October 2015

A View of Two Worlds – in Reality Just One


During a recent camping trip on Manitoulin Island, John and I attended an astronomy evening in a specially-designated “Dark Sky Reserve.” Even without a perfectly clear evening, we saw stars and constellations and other, more exotically-named, structures of the physical universe. The usual adjectives came to mind: dazzling, awe-inspiring, spectacular, and so on. As I looked upward, I imagined an unknown lifeform on another planet, looking at earth and wondering if anyone were returning their gaze. Surely there is life out there, and surely we ponder each other.

I often had a similar experience in the resort town of Eilat in Southern Israel, during my 8 years living in Haifa. I would look across the Red Sea to the shores of Jordan and wonder if anyone in Aqaba were sitting at a café, wondering about people on my side of the Sea. Due to then-current politics, we weren’t allowed to cross into Jordan, and the reverse was generally true. Nevertheless, it seemed likely that people there would go to cafés and share with friends what they had just seen on their scuba diving trip. After all, sea life is without borders, and enthusiasm for diving knows no boundaries either.

A few years ago I experienced an odds-defying coincidence. Chatting with the owner of a newly-opened bagel shop, I learned he was originally from Jordan. Out of curiosity I asked him if he had ever gone diving in Aqaba, and yes he had. Venturing further, I told him my ideas about people there wondering about people in Eilat, each of us having just finished a similar dive. And guess what? It turned out he had thought the very same thing. At that moment, we were silently, truly one.

Well, it doesn’t take much imagination to connect these stories. Indeed they speak, in a small yet powerful way, of the essential oneness of humanity. Our borders can’t be seen from space, and nature disregards them here on earth. We humans yearn for harmony within our families, our communities, and ultimately the entire world. For that to happen, the politics, prejudices and social conventions that separate us must – and someday will – be transformed to bring us together rather than tear us apart.

Baha’u’llah wrote: “The Earth is one country and mankind its citizens.” As a Baha’i I recognize the inevitability of our moving toward this consciousness. And yet, living in the midst of our troubled times, I sometimes feel overwhelmed by how far we need to go to realize this great truth. On my office wall I have this quotation from the Writings: “Rest Assured and Persevere.” It reminds me that our goal will be realized if we keep a steady vision, are confident in our efforts, and take firm steps to bring it about. Sometimes the steps are small; yet sometimes they are longer and stronger.
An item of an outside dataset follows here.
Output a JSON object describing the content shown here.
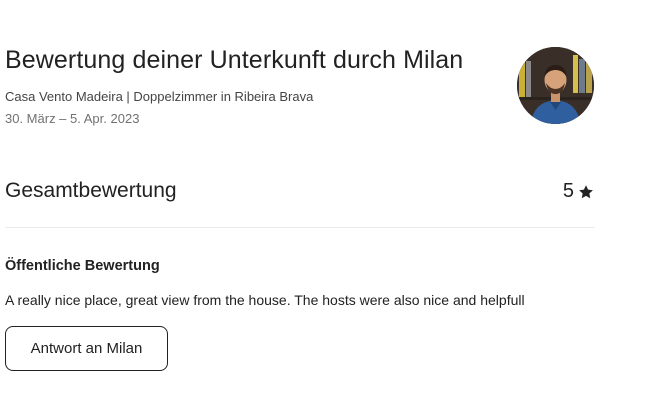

I invite us all to look at the sky this evening and think about what beings from other planets would notice if they could see us here on earth. And then from that galactic scale to an earthly-scale, what do we see when we look across the continent, the country, and even our own neighborhoods? If we truly desire peace and unity, we know it can and must start here and now.


© Jaellayna Palmer 2015